_RECORDS FOR PROCESSING_
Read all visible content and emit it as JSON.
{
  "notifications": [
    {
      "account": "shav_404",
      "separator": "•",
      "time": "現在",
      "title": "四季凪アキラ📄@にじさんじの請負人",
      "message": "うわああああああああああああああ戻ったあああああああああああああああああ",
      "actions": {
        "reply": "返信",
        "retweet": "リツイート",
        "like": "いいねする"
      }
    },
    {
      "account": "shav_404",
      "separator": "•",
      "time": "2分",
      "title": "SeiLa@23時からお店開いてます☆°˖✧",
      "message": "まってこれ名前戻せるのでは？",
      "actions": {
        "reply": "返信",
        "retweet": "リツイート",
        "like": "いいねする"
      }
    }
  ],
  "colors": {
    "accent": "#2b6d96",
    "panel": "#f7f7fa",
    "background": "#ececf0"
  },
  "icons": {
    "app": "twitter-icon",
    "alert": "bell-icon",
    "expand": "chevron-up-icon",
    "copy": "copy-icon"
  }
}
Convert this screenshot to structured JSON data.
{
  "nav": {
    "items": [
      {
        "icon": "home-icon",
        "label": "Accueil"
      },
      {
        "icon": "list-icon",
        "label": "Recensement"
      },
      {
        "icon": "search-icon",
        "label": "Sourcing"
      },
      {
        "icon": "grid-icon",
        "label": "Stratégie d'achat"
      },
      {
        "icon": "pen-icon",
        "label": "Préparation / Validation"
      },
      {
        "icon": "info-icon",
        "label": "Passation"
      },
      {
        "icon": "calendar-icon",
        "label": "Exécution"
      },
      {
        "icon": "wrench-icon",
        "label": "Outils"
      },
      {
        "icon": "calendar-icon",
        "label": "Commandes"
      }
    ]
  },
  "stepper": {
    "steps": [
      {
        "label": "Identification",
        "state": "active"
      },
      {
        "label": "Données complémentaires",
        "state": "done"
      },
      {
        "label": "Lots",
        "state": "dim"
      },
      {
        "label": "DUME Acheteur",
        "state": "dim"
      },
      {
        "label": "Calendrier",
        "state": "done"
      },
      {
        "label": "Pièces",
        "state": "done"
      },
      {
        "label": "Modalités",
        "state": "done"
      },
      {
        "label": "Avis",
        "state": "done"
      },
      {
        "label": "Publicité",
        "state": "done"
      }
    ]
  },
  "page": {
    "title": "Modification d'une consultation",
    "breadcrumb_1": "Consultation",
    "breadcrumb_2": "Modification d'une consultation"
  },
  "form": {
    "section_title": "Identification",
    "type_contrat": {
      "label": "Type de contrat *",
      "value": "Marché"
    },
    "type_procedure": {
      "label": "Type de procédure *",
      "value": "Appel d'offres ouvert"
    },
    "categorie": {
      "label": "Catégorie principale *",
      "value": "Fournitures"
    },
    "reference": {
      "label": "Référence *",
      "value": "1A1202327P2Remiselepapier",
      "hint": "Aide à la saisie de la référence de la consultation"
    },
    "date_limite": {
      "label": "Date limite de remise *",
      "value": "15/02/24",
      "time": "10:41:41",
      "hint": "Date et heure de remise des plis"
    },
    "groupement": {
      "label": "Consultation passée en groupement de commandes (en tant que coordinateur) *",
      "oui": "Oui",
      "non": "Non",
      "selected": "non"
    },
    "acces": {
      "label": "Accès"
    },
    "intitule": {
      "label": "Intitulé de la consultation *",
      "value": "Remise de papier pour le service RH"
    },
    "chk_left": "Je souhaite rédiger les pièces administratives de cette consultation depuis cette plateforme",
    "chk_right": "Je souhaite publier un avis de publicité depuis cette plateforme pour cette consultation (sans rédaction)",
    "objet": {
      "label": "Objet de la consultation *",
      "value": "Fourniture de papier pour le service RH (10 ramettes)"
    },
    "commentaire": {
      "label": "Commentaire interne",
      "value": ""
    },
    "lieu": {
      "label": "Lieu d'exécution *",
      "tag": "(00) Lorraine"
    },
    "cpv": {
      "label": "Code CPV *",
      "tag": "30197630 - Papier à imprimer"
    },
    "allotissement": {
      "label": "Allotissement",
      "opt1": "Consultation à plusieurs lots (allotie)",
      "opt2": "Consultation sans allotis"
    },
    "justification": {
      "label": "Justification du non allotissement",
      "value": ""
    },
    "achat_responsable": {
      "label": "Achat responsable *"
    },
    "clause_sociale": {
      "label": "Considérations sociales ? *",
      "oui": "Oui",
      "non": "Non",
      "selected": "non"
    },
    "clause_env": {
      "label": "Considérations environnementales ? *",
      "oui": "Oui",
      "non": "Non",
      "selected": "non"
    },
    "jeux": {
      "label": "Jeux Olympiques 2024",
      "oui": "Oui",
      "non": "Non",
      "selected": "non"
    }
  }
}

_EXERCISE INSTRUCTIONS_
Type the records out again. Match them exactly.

_RESPONSE TO THIS TASK_
Read all visible content and emit it as JSON.
{
  "notifications": [
    {
      "account": "shav_404",
      "separator": "•",
      "time": "現在",
      "title": "四季凪アキラ📄@にじさんじの請負人",
      "message": "うわああああああああああああああ戻ったあああああああああああああああああ",
      "actions": {
        "reply": "返信",
        "retweet": "リツイート",
        "like": "いいねする"
      }
    },
    {
      "account": "shav_404",
      "separator": "•",
      "time": "2分",
      "title": "SeiLa@23時からお店開いてます☆°˖✧",
      "message": "まってこれ名前戻せるのでは？",
      "actions": {
        "reply": "返信",
        "retweet": "リツイート",
        "like": "いいねする"
      }
    }
  ],
  "colors": {
    "accent": "#2b6d96",
    "panel": "#f7f7fa",
    "background": "#ececf0"
  },
  "icons": {
    "app": "twitter-icon",
    "alert": "bell-icon",
    "expand": "chevron-up-icon",
    "copy": "copy-icon"
  }
}
Convert this screenshot to structured JSON data.
{
  "nav": {
    "items": [
      {
        "icon": "home-icon",
        "label": "Accueil"
      },
      {
        "icon": "list-icon",
        "label": "Recensement"
      },
      {
        "icon": "search-icon",
        "label": "Sourcing"
      },
      {
        "icon": "grid-icon",
        "label": "Stratégie d'achat"
      },
      {
        "icon": "pen-icon",
        "label": "Préparation / Validation"
      },
      {
        "icon": "info-icon",
        "label": "Passation"
      },
      {
        "icon": "calendar-icon",
        "label": "Exécution"
      },
      {
        "icon": "wrench-icon",
        "label": "Outils"
      },
      {
        "icon": "calendar-icon",
        "label": "Commandes"
      }
    ]
  },
  "stepper": {
    "steps": [
      {
        "label": "Identification",
        "state": "active"
      },
      {
        "label": "Données complémentaires",
        "state": "done"
      },
      {
        "label": "Lots",
        "state": "dim"
      },
      {
        "label": "DUME Acheteur",
        "state": "dim"
      },
      {
        "label": "Calendrier",
        "state": "done"
      },
      {
        "label": "Pièces",
        "state": "done"
      },
      {
        "label": "Modalités",
        "state": "done"
      },
      {
        "label": "Avis",
        "state": "done"
      },
      {
        "label": "Publicité",
        "state": "done"
      }
    ]
  },
  "page": {
    "title": "Modification d'une consultation",
    "breadcrumb_1": "Consultation",
    "breadcrumb_2": "Modification d'une consultation"
  },
  "form": {
    "section_title": "Identification",
    "type_contrat": {
      "label": "Type de contrat *",
      "value": "Marché"
    },
    "type_procedure": {
      "label": "Type de procédure *",
      "value": "Appel d'offres ouvert"
    },
    "categorie": {
      "label": "Catégorie principale *",
      "value": "Fournitures"
    },
    "reference": {
      "label": "Référence *",
      "value": "1A1202327P2Remiselepapier",
      "hint": "Aide à la saisie de la référence de la consultation"
    },
    "date_limite": {
      "label": "Date limite de remise *",
      "value": "15/02/24",
      "time": "10:41:41",
      "hint": "Date et heure de remise des plis"
    },
    "groupement": {
      "label": "Consultation passée en groupement de commandes (en tant que coordinateur) *",
      "oui": "Oui",
      "non": "Non",
      "selected": "non"
    },
    "acces": {
      "label": "Accès"
    },
    "intitule": {
      "label": "Intitulé de la consultation *",
      "value": "Remise de papier pour le service RH"
    },
    "chk_left": "Je souhaite rédiger les pièces administratives de cette consultation depuis cette plateforme",
    "chk_right": "Je souhaite publier un avis de publicité depuis cette plateforme pour cette consultation (sans rédaction)",
    "objet": {
      "label": "Objet de la consultation *",
      "value": "Fourniture de papier pour le service RH (10 ramettes)"
    },
    "commentaire": {
      "label": "Commentaire interne",
      "value": ""
    },
    "lieu": {
      "label": "Lieu d'exécution *",
      "tag": "(00) Lorraine"
    },
    "cpv": {
      "label": "Code CPV *",
      "tag": "30197630 - Papier à imprimer"
    },
    "allotissement": {
      "label": "Allotissement",
      "opt1": "Consultation à plusieurs lots (allotie)",
      "opt2": "Consultation sans allotis"
    },
    "justification": {
      "label": "Justification du non allotissement",
      "value": ""
    },
    "achat_responsable": {
      "label": "Achat responsable *"
    },
    "clause_sociale": {
      "label": "Considérations sociales ? *",
      "oui": "Oui",
      "non": "Non",
      "selected": "non"
    },
    "clause_env": {
      "label": "Considérations environnementales ? *",
      "oui": "Oui",
      "non": "Non",
      "selected": "non"
    },
    "jeux": {
      "label": "Jeux Olympiques 2024",
      "oui": "Oui",
      "non": "Non",
      "selected": "non"
    }
  }
}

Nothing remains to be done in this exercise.